The appearance of the outlines of an altar in the drawing indicates that the composition was planned as a wall painting, and for a particular place.  That is was never executed by Rosso seems most likely as Vasari, who was well-informed on Rosso’s life and who had met Rosso not long after he left Perugia, makes no reference to it.  It is quite possible that this composition was made by Rosso for another artist, perhaps again for Alfani.

It has not been possible to discover the subject of the drawing, which involves a king, who could be the father of the youth on the stretcher, and a bishop saint. The scene could be about a saint particular to Perugia or some nearby town, or if done after Rosso’s departure from Perugia, about a saint having special significance in or around Borgo Sansepolcro.  But as Rosso may have been briefly in Florence late in 1527, and in Arezzo as well, the drawing could also have a subject relevant to these places.

If the drawing is a copy, it is an expert one of a rather unusual and at the same time ordinary composition for Rosso. With Rosso’s frequent helpfulness to young artists, he may perhaps have made the drawing for an artist who wanted just this sort of narrative scene for an audience in one of the small towns in which Rosso worked following his flight from Rome in 1527. The identification of the draughtsman as Domenico Fiorentino (Domenico del Barbiere), as the inscription indicates, or as Alessandro del Barbiere (Alessandro Fei di Vincenzio), under whose name the drawing is kept at the Louvre, has not been proved and may be likely only if done in France.
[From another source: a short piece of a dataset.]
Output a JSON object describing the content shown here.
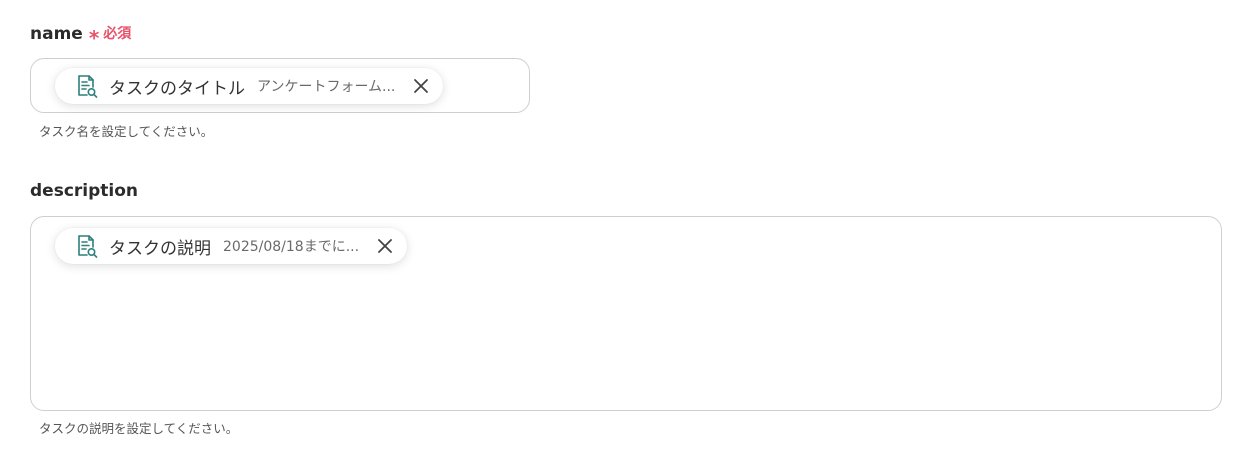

The draughtsman does not seem to have been the less capable draughtsman who executed the copies of Rosso’s St. Roch drawings.2 However, I would not altogether dismiss the possibility that it is a much damaged original drawing uninspired or unusual in its execution.


1 See the very close similarity of three figures in Rosso’s Throne of Solomon (Fig.D.34) and Madonna della Misericordia (Fig.D.35a) drawings of 1529; the nude old man in these drawings is only a slight variant of a figure in Rosso’s Disputation of the Angel of Death and the Devil drawing of 1517 (Fig.D.1a).  The woman and child in the lower left corner of the Christ in Glory (Fig.P.20a) are borrowed from the Sabines composition engraved in Rome (Fig.E.48, Paris).  The little nude figure with his arms crossed over his chest in the upper left corner of Rosso’s St. Roch Distributing His Inheritance to the Poor (Fig.D.13) can also be found, in reverse, in the upper part of Rosso’s Challenge of the Pierides, engraved by Caraglio (Fig.E.25a).

2 Rosaline Bacou informed me that Jacob Bean had recognized the similarity of these drawings to the Bishop Saint Resuscitating a Youth.